* [Task details]: With the images left out, print every entry that follows exactly.

* [Stored data entries]:

####

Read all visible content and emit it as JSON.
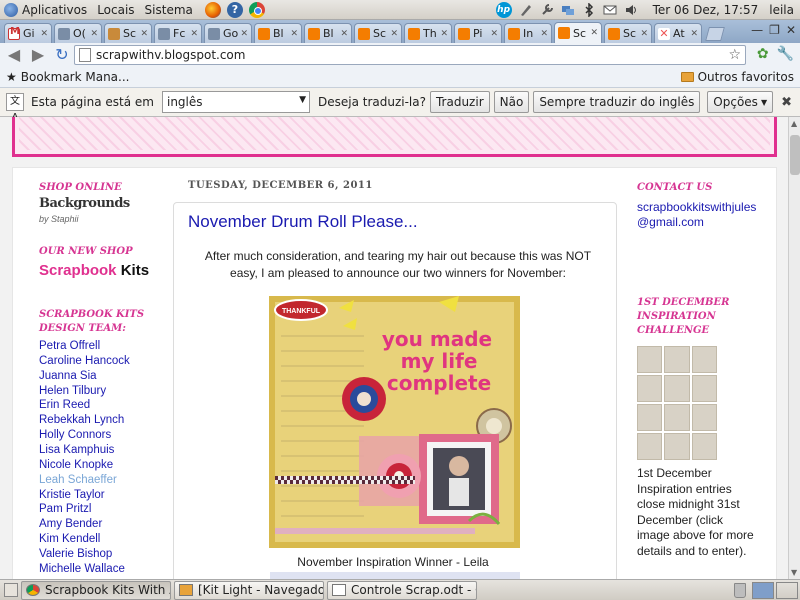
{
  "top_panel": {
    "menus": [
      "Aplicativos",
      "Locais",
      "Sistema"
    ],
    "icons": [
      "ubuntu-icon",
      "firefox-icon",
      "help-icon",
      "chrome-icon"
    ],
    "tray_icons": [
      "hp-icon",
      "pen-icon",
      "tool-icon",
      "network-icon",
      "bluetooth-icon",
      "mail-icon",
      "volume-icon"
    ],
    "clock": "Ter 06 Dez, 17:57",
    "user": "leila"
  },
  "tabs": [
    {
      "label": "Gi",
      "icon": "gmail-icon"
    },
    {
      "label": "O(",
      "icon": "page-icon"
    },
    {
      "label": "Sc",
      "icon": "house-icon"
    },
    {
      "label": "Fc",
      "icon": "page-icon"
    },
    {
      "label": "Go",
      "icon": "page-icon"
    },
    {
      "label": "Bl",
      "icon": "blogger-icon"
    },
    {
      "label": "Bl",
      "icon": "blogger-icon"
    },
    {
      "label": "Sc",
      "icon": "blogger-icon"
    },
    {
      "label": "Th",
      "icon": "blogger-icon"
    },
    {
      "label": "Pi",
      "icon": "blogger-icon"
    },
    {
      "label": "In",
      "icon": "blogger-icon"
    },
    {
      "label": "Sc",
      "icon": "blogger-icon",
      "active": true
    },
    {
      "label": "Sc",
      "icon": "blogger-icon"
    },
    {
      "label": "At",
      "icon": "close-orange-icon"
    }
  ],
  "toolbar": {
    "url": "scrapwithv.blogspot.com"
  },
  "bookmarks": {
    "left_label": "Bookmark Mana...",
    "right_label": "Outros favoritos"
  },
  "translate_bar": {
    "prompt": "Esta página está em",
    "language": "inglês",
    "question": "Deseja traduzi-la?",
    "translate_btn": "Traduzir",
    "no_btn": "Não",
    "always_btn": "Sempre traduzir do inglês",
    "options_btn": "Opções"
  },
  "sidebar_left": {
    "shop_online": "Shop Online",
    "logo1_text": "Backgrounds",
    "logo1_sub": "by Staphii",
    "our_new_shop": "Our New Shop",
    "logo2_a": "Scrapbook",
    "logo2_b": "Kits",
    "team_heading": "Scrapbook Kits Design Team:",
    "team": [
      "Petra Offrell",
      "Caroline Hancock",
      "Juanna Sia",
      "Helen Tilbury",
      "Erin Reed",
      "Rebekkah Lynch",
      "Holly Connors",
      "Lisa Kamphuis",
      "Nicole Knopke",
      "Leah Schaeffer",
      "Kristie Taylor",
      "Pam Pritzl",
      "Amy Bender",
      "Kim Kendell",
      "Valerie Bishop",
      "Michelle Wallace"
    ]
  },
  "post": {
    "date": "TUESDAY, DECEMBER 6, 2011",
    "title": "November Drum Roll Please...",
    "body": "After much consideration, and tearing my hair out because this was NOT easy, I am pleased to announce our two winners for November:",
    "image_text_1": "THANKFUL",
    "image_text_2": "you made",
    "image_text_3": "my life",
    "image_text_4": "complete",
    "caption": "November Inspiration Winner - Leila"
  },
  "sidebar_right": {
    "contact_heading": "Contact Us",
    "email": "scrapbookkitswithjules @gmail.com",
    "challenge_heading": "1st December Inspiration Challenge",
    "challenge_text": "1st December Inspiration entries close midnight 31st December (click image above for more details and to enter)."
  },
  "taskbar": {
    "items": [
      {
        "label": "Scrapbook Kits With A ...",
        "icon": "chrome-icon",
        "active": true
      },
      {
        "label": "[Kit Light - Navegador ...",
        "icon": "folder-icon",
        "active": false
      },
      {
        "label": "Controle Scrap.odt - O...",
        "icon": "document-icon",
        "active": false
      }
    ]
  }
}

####

* [Answer area]:
Read all visible content and emit it as JSON.
{
  "top_panel": {
    "menus": [
      "Aplicativos",
      "Locais",
      "Sistema"
    ],
    "icons": [
      "ubuntu-icon",
      "firefox-icon",
      "help-icon",
      "chrome-icon"
    ],
    "tray_icons": [
      "hp-icon",
      "pen-icon",
      "tool-icon",
      "network-icon",
      "bluetooth-icon",
      "mail-icon",
      "volume-icon"
    ],
    "clock": "Ter 06 Dez, 17:57",
    "user": "leila"
  },
  "tabs": [
    {
      "label": "Gi",
      "icon": "gmail-icon"
    },
    {
      "label": "O(",
      "icon": "page-icon"
    },
    {
      "label": "Sc",
      "icon": "house-icon"
    },
    {
      "label": "Fc",
      "icon": "page-icon"
    },
    {
      "label": "Go",
      "icon": "page-icon"
    },
    {
      "label": "Bl",
      "icon": "blogger-icon"
    },
    {
      "label": "Bl",
      "icon": "blogger-icon"
    },
    {
      "label": "Sc",
      "icon": "blogger-icon"
    },
    {
      "label": "Th",
      "icon": "blogger-icon"
    },
    {
      "label": "Pi",
      "icon": "blogger-icon"
    },
    {
      "label": "In",
      "icon": "blogger-icon"
    },
    {
      "label": "Sc",
      "icon": "blogger-icon",
      "active": true
    },
    {
      "label": "Sc",
      "icon": "blogger-icon"
    },
    {
      "label": "At",
      "icon": "close-orange-icon"
    }
  ],
  "toolbar": {
    "url": "scrapwithv.blogspot.com"
  },
  "bookmarks": {
    "left_label": "Bookmark Mana...",
    "right_label": "Outros favoritos"
  },
  "translate_bar": {
    "prompt": "Esta página está em",
    "language": "inglês",
    "question": "Deseja traduzi-la?",
    "translate_btn": "Traduzir",
    "no_btn": "Não",
    "always_btn": "Sempre traduzir do inglês",
    "options_btn": "Opções"
  },
  "sidebar_left": {
    "shop_online": "Shop Online",
    "logo1_text": "Backgrounds",
    "logo1_sub": "by Staphii",
    "our_new_shop": "Our New Shop",
    "logo2_a": "Scrapbook",
    "logo2_b": "Kits",
    "team_heading": "Scrapbook Kits Design Team:",
    "team": [
      "Petra Offrell",
      "Caroline Hancock",
      "Juanna Sia",
      "Helen Tilbury",
      "Erin Reed",
      "Rebekkah Lynch",
      "Holly Connors",
      "Lisa Kamphuis",
      "Nicole Knopke",
      "Leah Schaeffer",
      "Kristie Taylor",
      "Pam Pritzl",
      "Amy Bender",
      "Kim Kendell",
      "Valerie Bishop",
      "Michelle Wallace"
    ]
  },
  "post": {
    "date": "TUESDAY, DECEMBER 6, 2011",
    "title": "November Drum Roll Please...",
    "body": "After much consideration, and tearing my hair out because this was NOT easy, I am pleased to announce our two winners for November:",
    "image_text_1": "THANKFUL",
    "image_text_2": "you made",
    "image_text_3": "my life",
    "image_text_4": "complete",
    "caption": "November Inspiration Winner - Leila"
  },
  "sidebar_right": {
    "contact_heading": "Contact Us",
    "email": "scrapbookkitswithjules @gmail.com",
    "challenge_heading": "1st December Inspiration Challenge",
    "challenge_text": "1st December Inspiration entries close midnight 31st December (click image above for more details and to enter)."
  },
  "taskbar": {
    "items": [
      {
        "label": "Scrapbook Kits With A ...",
        "icon": "chrome-icon",
        "active": true
      },
      {
        "label": "[Kit Light - Navegador ...",
        "icon": "folder-icon",
        "active": false
      },
      {
        "label": "Controle Scrap.odt - O...",
        "icon": "document-icon",
        "active": false
      }
    ]
  }
}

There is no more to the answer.